== TASK TO COMPLETE ==
Line by line, retype the whole listing exactly.

......

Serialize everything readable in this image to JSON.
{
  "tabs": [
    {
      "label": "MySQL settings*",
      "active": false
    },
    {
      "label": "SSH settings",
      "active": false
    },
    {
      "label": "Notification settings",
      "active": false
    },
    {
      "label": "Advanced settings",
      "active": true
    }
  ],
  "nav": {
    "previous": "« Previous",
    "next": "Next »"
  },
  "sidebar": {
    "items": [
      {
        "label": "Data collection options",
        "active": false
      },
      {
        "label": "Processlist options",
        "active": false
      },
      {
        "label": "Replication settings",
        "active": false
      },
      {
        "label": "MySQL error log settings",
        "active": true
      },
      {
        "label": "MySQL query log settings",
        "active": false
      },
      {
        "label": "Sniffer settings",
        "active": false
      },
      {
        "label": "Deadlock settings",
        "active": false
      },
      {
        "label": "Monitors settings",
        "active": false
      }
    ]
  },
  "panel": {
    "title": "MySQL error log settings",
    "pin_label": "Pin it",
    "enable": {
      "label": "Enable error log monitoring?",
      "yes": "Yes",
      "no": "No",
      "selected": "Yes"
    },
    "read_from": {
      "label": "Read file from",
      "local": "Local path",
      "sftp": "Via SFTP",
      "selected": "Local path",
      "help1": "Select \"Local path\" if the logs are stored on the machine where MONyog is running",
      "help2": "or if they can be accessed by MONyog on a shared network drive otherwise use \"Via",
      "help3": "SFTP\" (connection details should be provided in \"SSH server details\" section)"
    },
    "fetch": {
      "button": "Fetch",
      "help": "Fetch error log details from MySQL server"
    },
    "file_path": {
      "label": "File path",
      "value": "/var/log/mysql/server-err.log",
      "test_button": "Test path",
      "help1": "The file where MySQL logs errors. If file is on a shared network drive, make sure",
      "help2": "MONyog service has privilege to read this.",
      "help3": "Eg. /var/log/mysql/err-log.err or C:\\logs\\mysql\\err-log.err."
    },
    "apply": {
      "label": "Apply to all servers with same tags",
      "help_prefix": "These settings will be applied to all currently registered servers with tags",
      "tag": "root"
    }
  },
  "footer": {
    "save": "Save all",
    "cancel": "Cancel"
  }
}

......

== WRITTEN SOLUTION ==
Serialize everything readable in this image to JSON.
{
  "tabs": [
    {
      "label": "MySQL settings*",
      "active": false
    },
    {
      "label": "SSH settings",
      "active": false
    },
    {
      "label": "Notification settings",
      "active": false
    },
    {
      "label": "Advanced settings",
      "active": true
    }
  ],
  "nav": {
    "previous": "« Previous",
    "next": "Next »"
  },
  "sidebar": {
    "items": [
      {
        "label": "Data collection options",
        "active": false
      },
      {
        "label": "Processlist options",
        "active": false
      },
      {
        "label": "Replication settings",
        "active": false
      },
      {
        "label": "MySQL error log settings",
        "active": true
      },
      {
        "label": "MySQL query log settings",
        "active": false
      },
      {
        "label": "Sniffer settings",
        "active": false
      },
      {
        "label": "Deadlock settings",
        "active": false
      },
      {
        "label": "Monitors settings",
        "active": false
      }
    ]
  },
  "panel": {
    "title": "MySQL error log settings",
    "pin_label": "Pin it",
    "enable": {
      "label": "Enable error log monitoring?",
      "yes": "Yes",
      "no": "No",
      "selected": "Yes"
    },
    "read_from": {
      "label": "Read file from",
      "local": "Local path",
      "sftp": "Via SFTP",
      "selected": "Local path",
      "help1": "Select \"Local path\" if the logs are stored on the machine where MONyog is running",
      "help2": "or if they can be accessed by MONyog on a shared network drive otherwise use \"Via",
      "help3": "SFTP\" (connection details should be provided in \"SSH server details\" section)"
    },
    "fetch": {
      "button": "Fetch",
      "help": "Fetch error log details from MySQL server"
    },
    "file_path": {
      "label": "File path",
      "value": "/var/log/mysql/server-err.log",
      "test_button": "Test path",
      "help1": "The file where MySQL logs errors. If file is on a shared network drive, make sure",
      "help2": "MONyog service has privilege to read this.",
      "help3": "Eg. /var/log/mysql/err-log.err or C:\\logs\\mysql\\err-log.err."
    },
    "apply": {
      "label": "Apply to all servers with same tags",
      "help_prefix": "These settings will be applied to all currently registered servers with tags",
      "tag": "root"
    }
  },
  "footer": {
    "save": "Save all",
    "cancel": "Cancel"
  }
}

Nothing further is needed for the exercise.